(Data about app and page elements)
════════

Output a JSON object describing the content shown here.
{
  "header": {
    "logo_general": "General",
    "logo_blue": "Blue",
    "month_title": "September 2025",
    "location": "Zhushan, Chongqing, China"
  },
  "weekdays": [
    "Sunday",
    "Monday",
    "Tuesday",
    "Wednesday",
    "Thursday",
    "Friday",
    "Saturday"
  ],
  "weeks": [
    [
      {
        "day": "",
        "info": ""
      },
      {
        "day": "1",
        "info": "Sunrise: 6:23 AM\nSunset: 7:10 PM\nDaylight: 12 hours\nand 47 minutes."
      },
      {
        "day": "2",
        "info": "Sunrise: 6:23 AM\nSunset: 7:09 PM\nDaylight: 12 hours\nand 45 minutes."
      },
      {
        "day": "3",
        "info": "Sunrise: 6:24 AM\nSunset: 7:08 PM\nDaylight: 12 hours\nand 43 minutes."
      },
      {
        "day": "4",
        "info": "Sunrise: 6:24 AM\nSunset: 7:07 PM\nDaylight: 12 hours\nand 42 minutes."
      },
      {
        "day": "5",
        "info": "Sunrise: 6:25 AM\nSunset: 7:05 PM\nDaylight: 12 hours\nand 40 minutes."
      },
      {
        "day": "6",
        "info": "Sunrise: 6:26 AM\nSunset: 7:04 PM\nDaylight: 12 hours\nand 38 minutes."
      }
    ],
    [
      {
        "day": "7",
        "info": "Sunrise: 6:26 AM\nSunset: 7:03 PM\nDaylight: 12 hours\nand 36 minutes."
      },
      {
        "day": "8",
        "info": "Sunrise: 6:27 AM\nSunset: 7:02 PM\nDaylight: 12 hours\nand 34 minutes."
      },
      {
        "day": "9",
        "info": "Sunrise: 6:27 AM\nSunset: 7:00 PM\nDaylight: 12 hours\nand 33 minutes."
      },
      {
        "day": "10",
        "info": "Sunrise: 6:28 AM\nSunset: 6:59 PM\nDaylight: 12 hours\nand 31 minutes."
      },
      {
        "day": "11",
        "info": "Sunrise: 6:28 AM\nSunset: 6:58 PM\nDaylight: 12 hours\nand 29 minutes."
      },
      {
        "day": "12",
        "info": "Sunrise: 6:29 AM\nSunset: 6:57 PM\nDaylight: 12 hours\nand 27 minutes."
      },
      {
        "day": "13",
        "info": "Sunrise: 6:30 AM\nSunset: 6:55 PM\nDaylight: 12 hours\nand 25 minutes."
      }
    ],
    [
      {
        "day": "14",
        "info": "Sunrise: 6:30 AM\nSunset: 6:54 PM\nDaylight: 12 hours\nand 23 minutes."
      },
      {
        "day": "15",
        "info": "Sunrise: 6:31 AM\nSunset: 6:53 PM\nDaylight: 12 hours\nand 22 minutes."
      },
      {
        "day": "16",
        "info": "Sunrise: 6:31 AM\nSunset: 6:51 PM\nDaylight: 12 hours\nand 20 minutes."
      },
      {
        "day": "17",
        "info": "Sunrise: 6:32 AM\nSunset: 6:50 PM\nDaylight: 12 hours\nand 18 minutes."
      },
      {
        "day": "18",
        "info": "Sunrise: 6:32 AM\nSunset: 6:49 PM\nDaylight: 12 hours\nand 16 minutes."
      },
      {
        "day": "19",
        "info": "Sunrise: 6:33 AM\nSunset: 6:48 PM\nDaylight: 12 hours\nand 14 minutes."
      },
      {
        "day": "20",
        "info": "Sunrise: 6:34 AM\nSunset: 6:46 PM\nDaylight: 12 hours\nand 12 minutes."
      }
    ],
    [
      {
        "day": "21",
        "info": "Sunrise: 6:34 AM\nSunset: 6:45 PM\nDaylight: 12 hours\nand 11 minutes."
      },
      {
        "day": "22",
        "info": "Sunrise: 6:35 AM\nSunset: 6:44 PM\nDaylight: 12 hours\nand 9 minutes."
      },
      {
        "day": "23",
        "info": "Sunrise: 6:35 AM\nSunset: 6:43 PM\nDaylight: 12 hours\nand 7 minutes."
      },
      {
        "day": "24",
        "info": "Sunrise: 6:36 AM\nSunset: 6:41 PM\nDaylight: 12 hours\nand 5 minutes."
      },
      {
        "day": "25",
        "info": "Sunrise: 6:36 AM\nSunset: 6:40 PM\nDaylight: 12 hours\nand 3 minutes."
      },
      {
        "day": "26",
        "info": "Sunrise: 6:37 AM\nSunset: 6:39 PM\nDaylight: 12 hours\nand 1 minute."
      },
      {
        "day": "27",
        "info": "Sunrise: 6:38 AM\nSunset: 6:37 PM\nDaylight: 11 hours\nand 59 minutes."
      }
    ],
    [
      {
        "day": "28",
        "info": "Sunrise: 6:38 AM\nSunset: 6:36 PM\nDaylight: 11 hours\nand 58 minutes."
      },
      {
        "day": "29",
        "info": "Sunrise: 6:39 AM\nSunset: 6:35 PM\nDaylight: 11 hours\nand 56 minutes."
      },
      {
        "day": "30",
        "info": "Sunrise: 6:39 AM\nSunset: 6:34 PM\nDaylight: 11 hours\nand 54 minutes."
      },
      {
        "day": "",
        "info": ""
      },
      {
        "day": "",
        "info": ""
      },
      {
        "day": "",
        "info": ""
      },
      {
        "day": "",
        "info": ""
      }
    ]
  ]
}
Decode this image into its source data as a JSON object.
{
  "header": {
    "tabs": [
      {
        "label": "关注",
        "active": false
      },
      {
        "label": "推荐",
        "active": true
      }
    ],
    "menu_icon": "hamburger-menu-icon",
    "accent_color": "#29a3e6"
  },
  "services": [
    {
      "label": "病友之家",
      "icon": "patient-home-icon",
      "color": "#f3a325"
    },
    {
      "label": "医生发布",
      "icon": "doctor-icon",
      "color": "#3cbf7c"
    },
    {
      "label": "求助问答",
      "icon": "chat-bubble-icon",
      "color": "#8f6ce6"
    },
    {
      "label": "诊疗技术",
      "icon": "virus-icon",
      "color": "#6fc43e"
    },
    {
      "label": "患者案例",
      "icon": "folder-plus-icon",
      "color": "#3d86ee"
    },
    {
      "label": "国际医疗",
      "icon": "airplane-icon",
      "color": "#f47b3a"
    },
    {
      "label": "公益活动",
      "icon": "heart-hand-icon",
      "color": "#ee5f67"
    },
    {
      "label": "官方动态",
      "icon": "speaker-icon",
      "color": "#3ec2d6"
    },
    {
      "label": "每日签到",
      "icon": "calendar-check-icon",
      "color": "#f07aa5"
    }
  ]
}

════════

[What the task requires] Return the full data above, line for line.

[The completed task]
Output a JSON object describing the content shown here.
{
  "header": {
    "logo_general": "General",
    "logo_blue": "Blue",
    "month_title": "September 2025",
    "location": "Zhushan, Chongqing, China"
  },
  "weekdays": [
    "Sunday",
    "Monday",
    "Tuesday",
    "Wednesday",
    "Thursday",
    "Friday",
    "Saturday"
  ],
  "weeks": [
    [
      {
        "day": "",
        "info": ""
      },
      {
        "day": "1",
        "info": "Sunrise: 6:23 AM\nSunset: 7:10 PM\nDaylight: 12 hours\nand 47 minutes."
      },
      {
        "day": "2",
        "info": "Sunrise: 6:23 AM\nSunset: 7:09 PM\nDaylight: 12 hours\nand 45 minutes."
      },
      {
        "day": "3",
        "info": "Sunrise: 6:24 AM\nSunset: 7:08 PM\nDaylight: 12 hours\nand 43 minutes."
      },
      {
        "day": "4",
        "info": "Sunrise: 6:24 AM\nSunset: 7:07 PM\nDaylight: 12 hours\nand 42 minutes."
      },
      {
        "day": "5",
        "info": "Sunrise: 6:25 AM\nSunset: 7:05 PM\nDaylight: 12 hours\nand 40 minutes."
      },
      {
        "day": "6",
        "info": "Sunrise: 6:26 AM\nSunset: 7:04 PM\nDaylight: 12 hours\nand 38 minutes."
      }
    ],
    [
      {
        "day": "7",
        "info": "Sunrise: 6:26 AM\nSunset: 7:03 PM\nDaylight: 12 hours\nand 36 minutes."
      },
      {
        "day": "8",
        "info": "Sunrise: 6:27 AM\nSunset: 7:02 PM\nDaylight: 12 hours\nand 34 minutes."
      },
      {
        "day": "9",
        "info": "Sunrise: 6:27 AM\nSunset: 7:00 PM\nDaylight: 12 hours\nand 33 minutes."
      },
      {
        "day": "10",
        "info": "Sunrise: 6:28 AM\nSunset: 6:59 PM\nDaylight: 12 hours\nand 31 minutes."
      },
      {
        "day": "11",
        "info": "Sunrise: 6:28 AM\nSunset: 6:58 PM\nDaylight: 12 hours\nand 29 minutes."
      },
      {
        "day": "12",
        "info": "Sunrise: 6:29 AM\nSunset: 6:57 PM\nDaylight: 12 hours\nand 27 minutes."
      },
      {
        "day": "13",
        "info": "Sunrise: 6:30 AM\nSunset: 6:55 PM\nDaylight: 12 hours\nand 25 minutes."
      }
    ],
    [
      {
        "day": "14",
        "info": "Sunrise: 6:30 AM\nSunset: 6:54 PM\nDaylight: 12 hours\nand 23 minutes."
      },
      {
        "day": "15",
        "info": "Sunrise: 6:31 AM\nSunset: 6:53 PM\nDaylight: 12 hours\nand 22 minutes."
      },
      {
        "day": "16",
        "info": "Sunrise: 6:31 AM\nSunset: 6:51 PM\nDaylight: 12 hours\nand 20 minutes."
      },
      {
        "day": "17",
        "info": "Sunrise: 6:32 AM\nSunset: 6:50 PM\nDaylight: 12 hours\nand 18 minutes."
      },
      {
        "day": "18",
        "info": "Sunrise: 6:32 AM\nSunset: 6:49 PM\nDaylight: 12 hours\nand 16 minutes."
      },
      {
        "day": "19",
        "info": "Sunrise: 6:33 AM\nSunset: 6:48 PM\nDaylight: 12 hours\nand 14 minutes."
      },
      {
        "day": "20",
        "info": "Sunrise: 6:34 AM\nSunset: 6:46 PM\nDaylight: 12 hours\nand 12 minutes."
      }
    ],
    [
      {
        "day": "21",
        "info": "Sunrise: 6:34 AM\nSunset: 6:45 PM\nDaylight: 12 hours\nand 11 minutes."
      },
      {
        "day": "22",
        "info": "Sunrise: 6:35 AM\nSunset: 6:44 PM\nDaylight: 12 hours\nand 9 minutes."
      },
      {
        "day": "23",
        "info": "Sunrise: 6:35 AM\nSunset: 6:43 PM\nDaylight: 12 hours\nand 7 minutes."
      },
      {
        "day": "24",
        "info": "Sunrise: 6:36 AM\nSunset: 6:41 PM\nDaylight: 12 hours\nand 5 minutes."
      },
      {
        "day": "25",
        "info": "Sunrise: 6:36 AM\nSunset: 6:40 PM\nDaylight: 12 hours\nand 3 minutes."
      },
      {
        "day": "26",
        "info": "Sunrise: 6:37 AM\nSunset: 6:39 PM\nDaylight: 12 hours\nand 1 minute."
      },
      {
        "day": "27",
        "info": "Sunrise: 6:38 AM\nSunset: 6:37 PM\nDaylight: 11 hours\nand 59 minutes."
      }
    ],
    [
      {
        "day": "28",
        "info": "Sunrise: 6:38 AM\nSunset: 6:36 PM\nDaylight: 11 hours\nand 58 minutes."
      },
      {
        "day": "29",
        "info": "Sunrise: 6:39 AM\nSunset: 6:35 PM\nDaylight: 11 hours\nand 56 minutes."
      },
      {
        "day": "30",
        "info": "Sunrise: 6:39 AM\nSunset: 6:34 PM\nDaylight: 11 hours\nand 54 minutes."
      },
      {
        "day": "",
        "info": ""
      },
      {
        "day": "",
        "info": ""
      },
      {
        "day": "",
        "info": ""
      },
      {
        "day": "",
        "info": ""
      }
    ]
  ]
}
Decode this image into its source data as a JSON object.
{
  "header": {
    "tabs": [
      {
        "label": "关注",
        "active": false
      },
      {
        "label": "推荐",
        "active": true
      }
    ],
    "menu_icon": "hamburger-menu-icon",
    "accent_color": "#29a3e6"
  },
  "services": [
    {
      "label": "病友之家",
      "icon": "patient-home-icon",
      "color": "#f3a325"
    },
    {
      "label": "医生发布",
      "icon": "doctor-icon",
      "color": "#3cbf7c"
    },
    {
      "label": "求助问答",
      "icon": "chat-bubble-icon",
      "color": "#8f6ce6"
    },
    {
      "label": "诊疗技术",
      "icon": "virus-icon",
      "color": "#6fc43e"
    },
    {
      "label": "患者案例",
      "icon": "folder-plus-icon",
      "color": "#3d86ee"
    },
    {
      "label": "国际医疗",
      "icon": "airplane-icon",
      "color": "#f47b3a"
    },
    {
      "label": "公益活动",
      "icon": "heart-hand-icon",
      "color": "#ee5f67"
    },
    {
      "label": "官方动态",
      "icon": "speaker-icon",
      "color": "#3ec2d6"
    },
    {
      "label": "每日签到",
      "icon": "calendar-check-icon",
      "color": "#f07aa5"
    }
  ]
}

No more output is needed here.